Kampf gegen Immobilienbetrug und für Gerechtigkeit im Rechtsstaat Bundesrepublik

FAZ.Net: Investors hit back

Immobilienbetrug in Deutschland

Beitrag/Posting von G.C.Renner am 15. Februar 2005 15:06:11:

Investors hit back
Bank customers vent frustration over bad deals on the Web

28. Januar 2005 By Christian von Hiller
Frankfurter Allgemeine Zeitung
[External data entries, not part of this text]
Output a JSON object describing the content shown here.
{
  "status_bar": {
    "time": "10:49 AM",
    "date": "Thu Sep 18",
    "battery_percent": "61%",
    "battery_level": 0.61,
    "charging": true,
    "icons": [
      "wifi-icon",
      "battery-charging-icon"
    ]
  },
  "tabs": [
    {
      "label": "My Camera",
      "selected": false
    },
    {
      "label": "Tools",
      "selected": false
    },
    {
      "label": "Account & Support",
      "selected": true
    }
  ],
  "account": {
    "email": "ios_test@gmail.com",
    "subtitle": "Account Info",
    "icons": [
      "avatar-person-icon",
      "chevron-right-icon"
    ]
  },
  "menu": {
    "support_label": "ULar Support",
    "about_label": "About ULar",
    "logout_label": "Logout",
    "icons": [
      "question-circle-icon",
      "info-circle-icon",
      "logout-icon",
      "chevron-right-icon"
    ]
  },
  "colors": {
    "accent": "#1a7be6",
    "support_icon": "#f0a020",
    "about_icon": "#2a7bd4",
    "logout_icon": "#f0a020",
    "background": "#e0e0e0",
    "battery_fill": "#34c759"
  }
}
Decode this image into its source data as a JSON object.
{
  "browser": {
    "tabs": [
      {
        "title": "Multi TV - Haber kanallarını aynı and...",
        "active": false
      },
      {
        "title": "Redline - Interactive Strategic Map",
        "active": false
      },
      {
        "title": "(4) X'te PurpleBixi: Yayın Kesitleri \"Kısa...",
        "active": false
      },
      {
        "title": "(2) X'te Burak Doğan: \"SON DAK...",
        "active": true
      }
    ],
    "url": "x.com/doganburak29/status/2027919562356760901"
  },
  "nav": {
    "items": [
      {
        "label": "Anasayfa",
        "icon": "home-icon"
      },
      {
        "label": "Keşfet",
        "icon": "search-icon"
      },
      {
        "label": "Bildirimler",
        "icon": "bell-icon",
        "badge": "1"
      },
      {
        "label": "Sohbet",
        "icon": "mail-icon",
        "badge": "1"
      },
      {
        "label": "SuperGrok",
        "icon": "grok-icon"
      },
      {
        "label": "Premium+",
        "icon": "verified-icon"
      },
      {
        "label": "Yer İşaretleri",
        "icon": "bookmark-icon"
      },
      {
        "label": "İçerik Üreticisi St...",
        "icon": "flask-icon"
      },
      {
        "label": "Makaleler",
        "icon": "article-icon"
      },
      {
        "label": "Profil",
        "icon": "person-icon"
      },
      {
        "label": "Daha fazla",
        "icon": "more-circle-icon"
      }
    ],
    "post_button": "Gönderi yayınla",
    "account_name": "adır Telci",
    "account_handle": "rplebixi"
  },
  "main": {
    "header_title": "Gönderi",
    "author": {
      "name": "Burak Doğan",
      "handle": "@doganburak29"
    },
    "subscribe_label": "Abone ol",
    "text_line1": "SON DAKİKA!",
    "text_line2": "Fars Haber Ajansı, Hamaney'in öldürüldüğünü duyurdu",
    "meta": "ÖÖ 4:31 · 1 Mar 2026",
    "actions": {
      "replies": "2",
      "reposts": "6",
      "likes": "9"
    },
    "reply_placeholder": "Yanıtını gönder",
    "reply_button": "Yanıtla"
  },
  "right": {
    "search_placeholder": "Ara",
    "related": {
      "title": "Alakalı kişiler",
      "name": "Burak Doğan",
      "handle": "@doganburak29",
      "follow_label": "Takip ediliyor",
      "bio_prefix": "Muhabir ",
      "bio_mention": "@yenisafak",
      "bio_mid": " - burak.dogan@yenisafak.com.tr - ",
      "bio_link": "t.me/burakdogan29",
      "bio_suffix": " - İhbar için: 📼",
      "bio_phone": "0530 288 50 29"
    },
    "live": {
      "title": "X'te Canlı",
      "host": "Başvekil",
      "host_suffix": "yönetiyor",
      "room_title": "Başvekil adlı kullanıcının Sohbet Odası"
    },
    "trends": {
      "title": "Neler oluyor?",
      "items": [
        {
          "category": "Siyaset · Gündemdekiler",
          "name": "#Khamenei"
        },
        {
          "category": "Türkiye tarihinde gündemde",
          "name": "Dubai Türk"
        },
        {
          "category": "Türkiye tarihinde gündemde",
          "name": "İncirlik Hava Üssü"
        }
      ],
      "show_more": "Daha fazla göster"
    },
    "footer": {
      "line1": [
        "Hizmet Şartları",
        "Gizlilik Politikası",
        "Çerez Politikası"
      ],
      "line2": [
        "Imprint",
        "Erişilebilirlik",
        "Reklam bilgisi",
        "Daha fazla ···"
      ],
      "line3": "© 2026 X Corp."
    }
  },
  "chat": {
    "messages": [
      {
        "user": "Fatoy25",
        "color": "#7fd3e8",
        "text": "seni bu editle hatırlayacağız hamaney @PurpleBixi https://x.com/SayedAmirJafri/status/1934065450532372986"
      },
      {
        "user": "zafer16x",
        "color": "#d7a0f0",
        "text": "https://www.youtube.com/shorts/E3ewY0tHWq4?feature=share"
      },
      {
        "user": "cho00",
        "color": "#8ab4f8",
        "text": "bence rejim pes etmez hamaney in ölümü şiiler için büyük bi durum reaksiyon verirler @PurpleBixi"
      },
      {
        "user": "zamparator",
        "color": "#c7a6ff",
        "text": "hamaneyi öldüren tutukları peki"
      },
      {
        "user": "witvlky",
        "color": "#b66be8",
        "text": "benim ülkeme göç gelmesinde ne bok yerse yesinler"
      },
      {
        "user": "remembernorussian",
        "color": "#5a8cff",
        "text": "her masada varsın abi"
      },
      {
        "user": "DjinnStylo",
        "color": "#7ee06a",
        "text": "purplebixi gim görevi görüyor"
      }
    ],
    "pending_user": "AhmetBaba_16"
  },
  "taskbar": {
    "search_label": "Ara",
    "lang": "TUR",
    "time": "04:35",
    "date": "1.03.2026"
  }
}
A red Opel Kadett parked at various places around the city of Frankfurt has irritated quite a few Deutsche Bank managers of late. These days, the car is often found outside the office building of DWS, the fund management subsidiary of Deutsche Bank. ”Never again! Deutsche Bank or its partners,” is written in big, bright letters on the vehicle, as is an address of an Internet site for disgruntled Deutsche Bank customers. Frank Schmall owns five such cars, which he regularly parks outside a Deutsche Bank branch office somewhere in the state of Hesse, or occasionally outside the head office of Frankfurt Stock Exchange operator Deutsche Börse.
”I'll continue my car campaign for at least another five years,” says Schmall - much to the dismay of Deutsche Bank, which has tried to hide the cars behind large posters.
Schmall feels defrauded by Deutsche Bank ever since he bought an apartment in an old people's home in Worms. He has been suing Deutsche Bank since 1997 together with 140 other owners of the complex - so far to no avail.
”We keep losing,” Schmall admits, although this does not stop him from organizing new campaigns against Deutsche Bank - and demanding that the bank pay him back €125,000. ”My Kadett is up for sale, too,” says Schmall. ”In a package with an apartment in Worms it can be had for €127,000.”
Thanks to the Internet, more and more bank customers are joining forces to campaign against the bank. Investors who lost money on real estate, in particular, exchange their experiences on Internet sites such as www.immobilienbetrug.de and www.bankopfer.de. Many are embarrassed about their poor investment. Others say they have considered suicide. On one Web site, investors accuse the home loans and savings association Badenia of being responsible for a woman's suicide in autumn 2004 because she was persuaded to invest in a loss-making real estate project in Chemnitz. Badenia rejects the accusations, arguing that it merely provided the financing but did not market the property.
Real estate business is not the only contentious issue between banks and their retail customers. For example, other private borrowers complain that the terms for variable interest financing are raised with reference to ”general interest rate developments,” although interest rates on the financial markets have actually dropped. Or customers who are having their life insurance policies paid out receive investment proposals that benefit above all the bank and its advisers.
”The banks realize that large profits can be reaped in the retail business,” says Frankfurt bank consultant Christoph Pape. ”That heats up competition over retail customers so much that the banks increasingly resort to undifferentiated power selling.” Rather than being offered holistic solutions, he says, customers increasingly face annoying telephone product sales. ”That also means that the products sold through customer advisory are not necessarily in the customer's interest,” says Pape.
All banks are currently trying to intensify their customer relations. New customers are lured partly with high-interest call-money accounts. Cross selling is the next step. That means that the banks try to sell the customer additional banking products.
Even sales staff from respected institutions who advise wealthy private customers report that they are given concrete sales targets, meaning that they have to sell, for example, a certain volume of hedge funds during a certain period of time.
The result is that the relationship between customers and banks is increasingly becoming business terrain for lawyers. ”A bank is only liable for the products it actually markets,” says the banking expert of a Frankfurt law firm. Lawyers dealing with thousands of cases of real estate investments are thus currently trying to determine whether the bank in question merely provided the financing or also marketed the investment.



Immobilienbetrug in Deutschland